Working Paper No. 4 - Austria
This report examines post-2014 migrants’ access to housing, employment, and other relevant resources in different small and medium-sized towns and rural areas in Austria. The research in Austria focused on four localities in two provinces (Lower Austria and Tyrol), and in terms of categories of migrants, refugees and asylum seekers that had arrived since 2014. Primarily based on interviews conducted in each of the four selected municipalities, the report provides an overview of 1) the concrete barriers that post-2014 migrants are facing in relation to housing and employment; 2) the local actors who are involved in, and/or seen as responsible for, facilitating their access; 3) any concrete local measures or practices that help or hinder this access; and 4) the specific target groups of these measures, initiatives or practices.
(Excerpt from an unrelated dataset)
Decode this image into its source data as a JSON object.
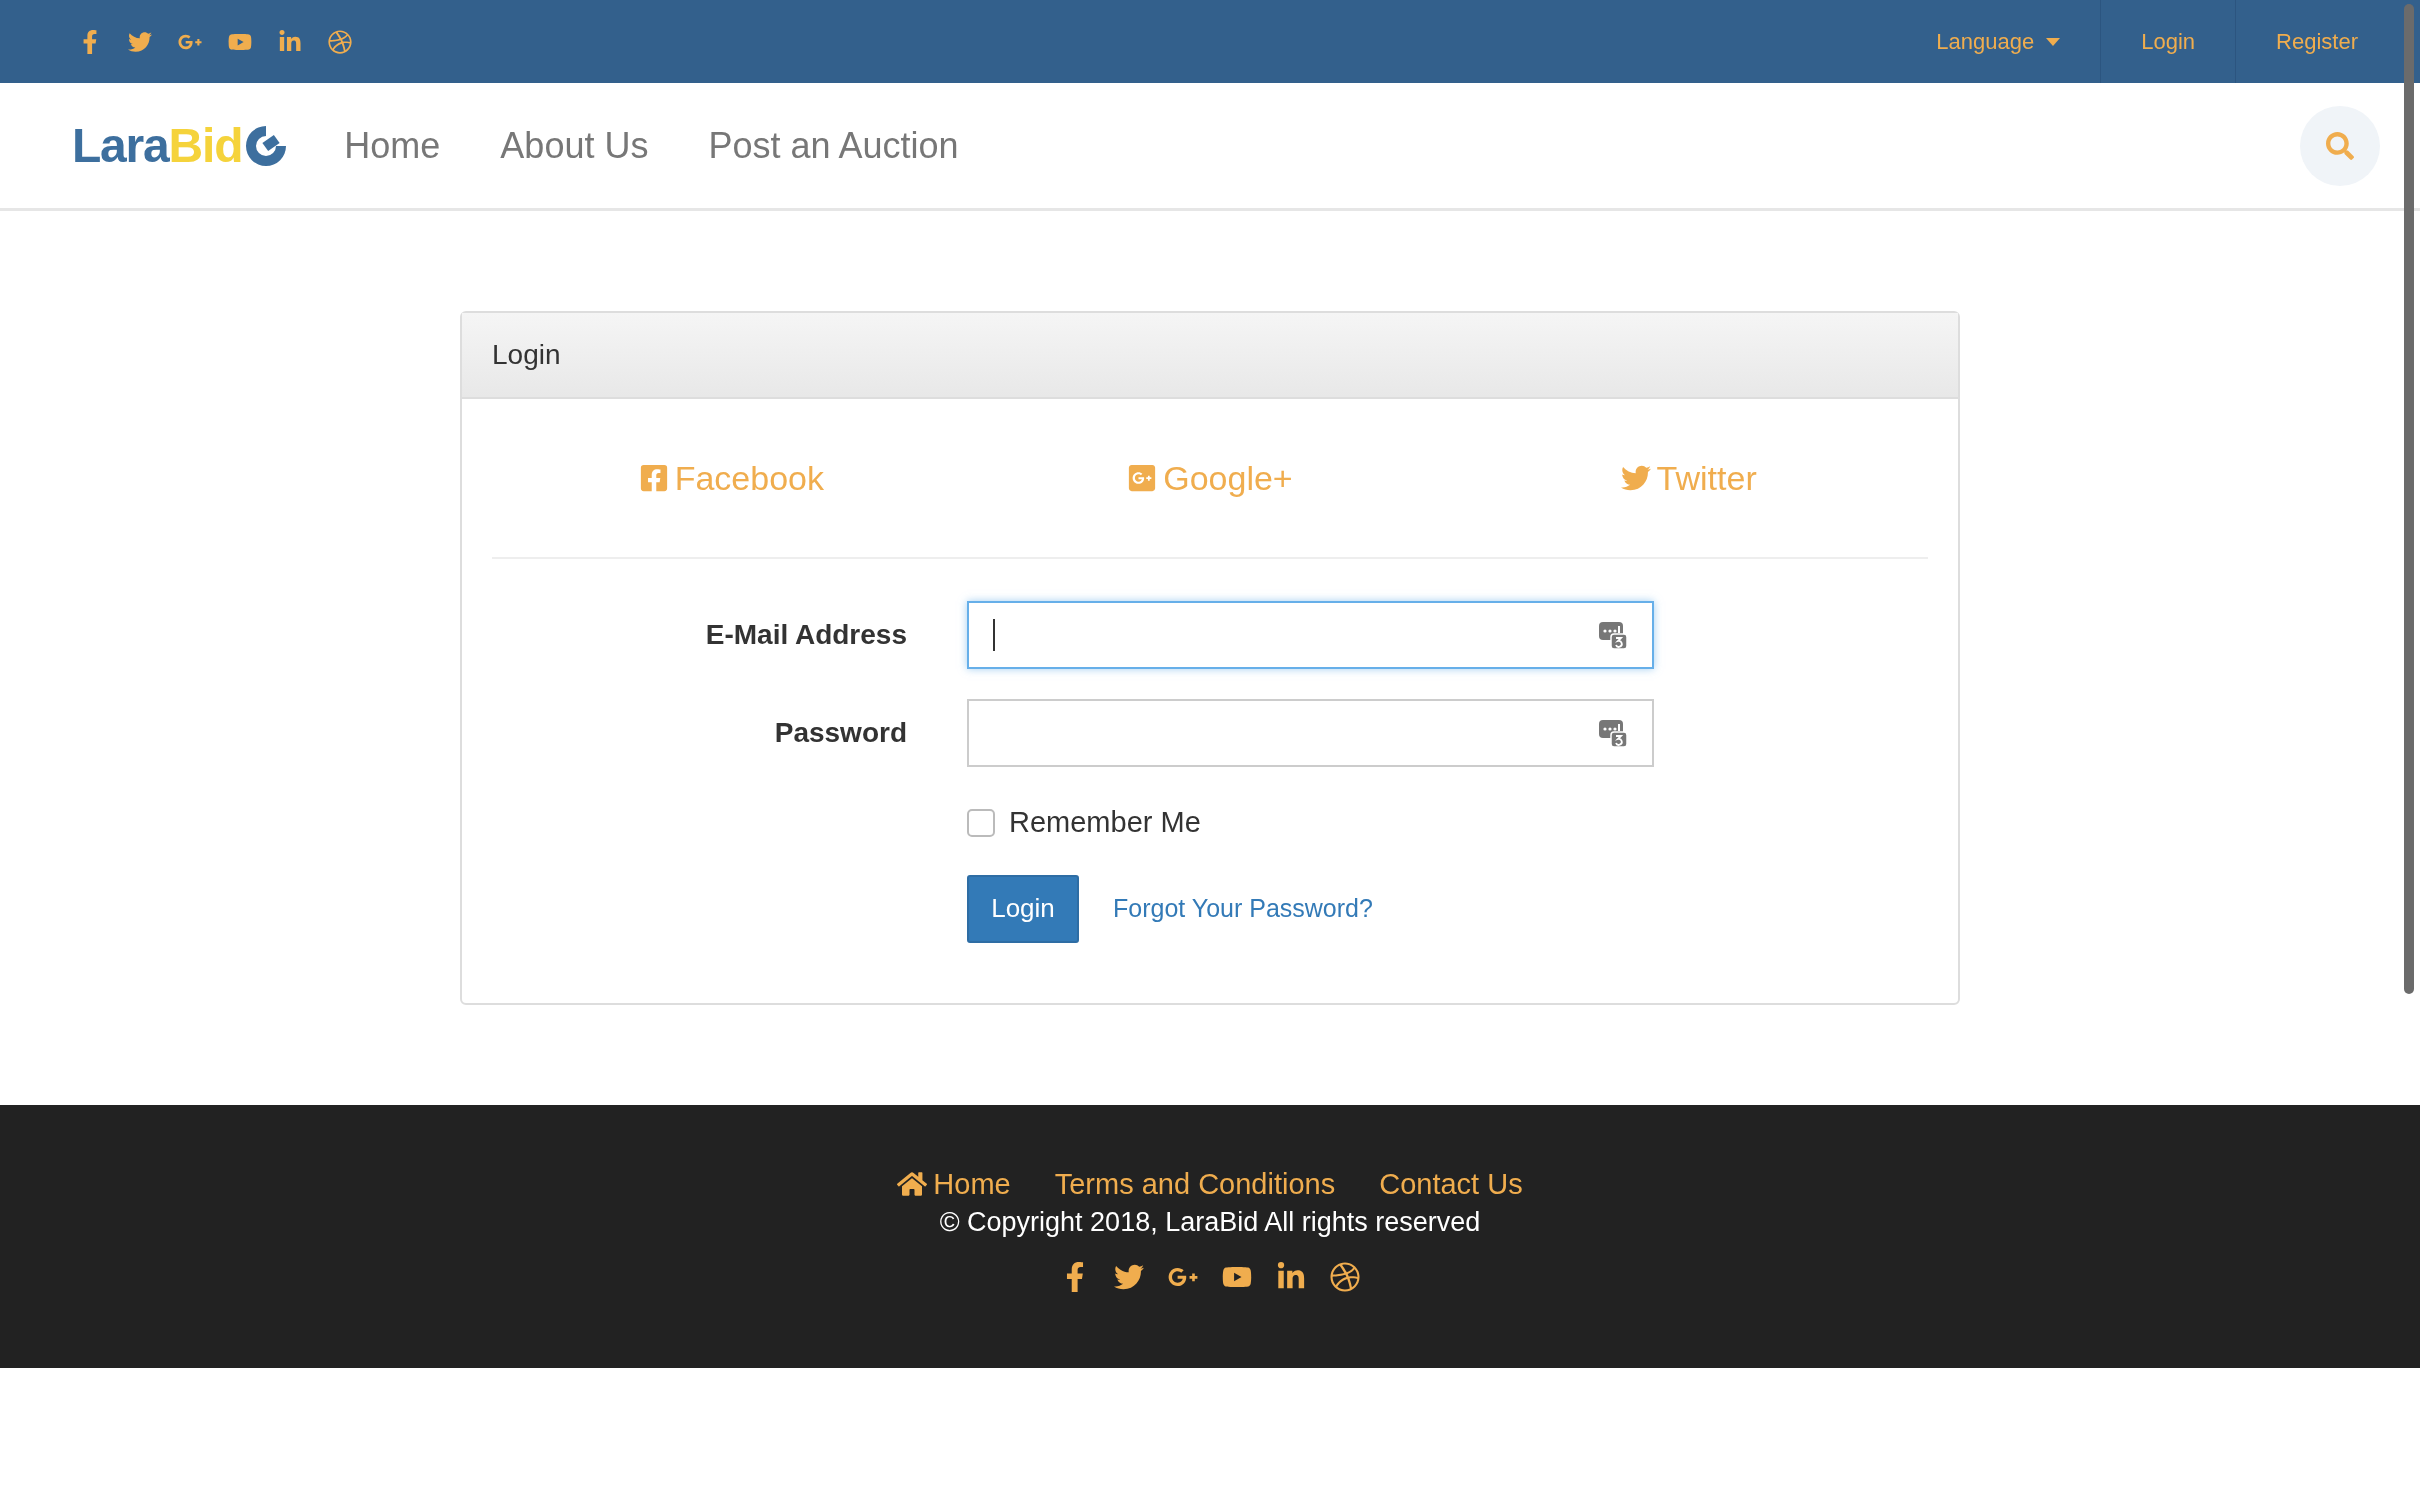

The report finds that access to housing has been challenging for refugees in all four localities studied. Importantly, housing as a policy area largely falls into the competence of provincial governments and municipalities. While asylum seekers have been dispersed across the Austrian territory and a fairly elaborated national and provincial framework exists for this, beneficiaries of international protection are not addressed by any specific overarching housing policies. NGOs have thus been at the forefront of addressing issues, although municipalities do dispose of limited means (notably municipal housing) to address the challenges of housing transitions from the initial accommodation provided under the basic care regime to independent housing. Overall, however, beneficiaries of international protection have to rely on the private housing markets. High rents, limited supply of housing and lack of access to public housing are the main barriers, alongside discrimination and language barriers. In the two localities in the Tyrol, the short-term allocation of flats to tourists also increases competition in the housing market, where newly arrived migrants and refugees are disadvantaged from the outset. Overall, access to housing is often more difficult than access to the labour market. As a result of these challenges, newly arrived migrants tend to live in poorer neighborhoods and/or buildings. To facilitate successful housing transitions starter flats run by NGOs and initiatives with private landlords have been launched.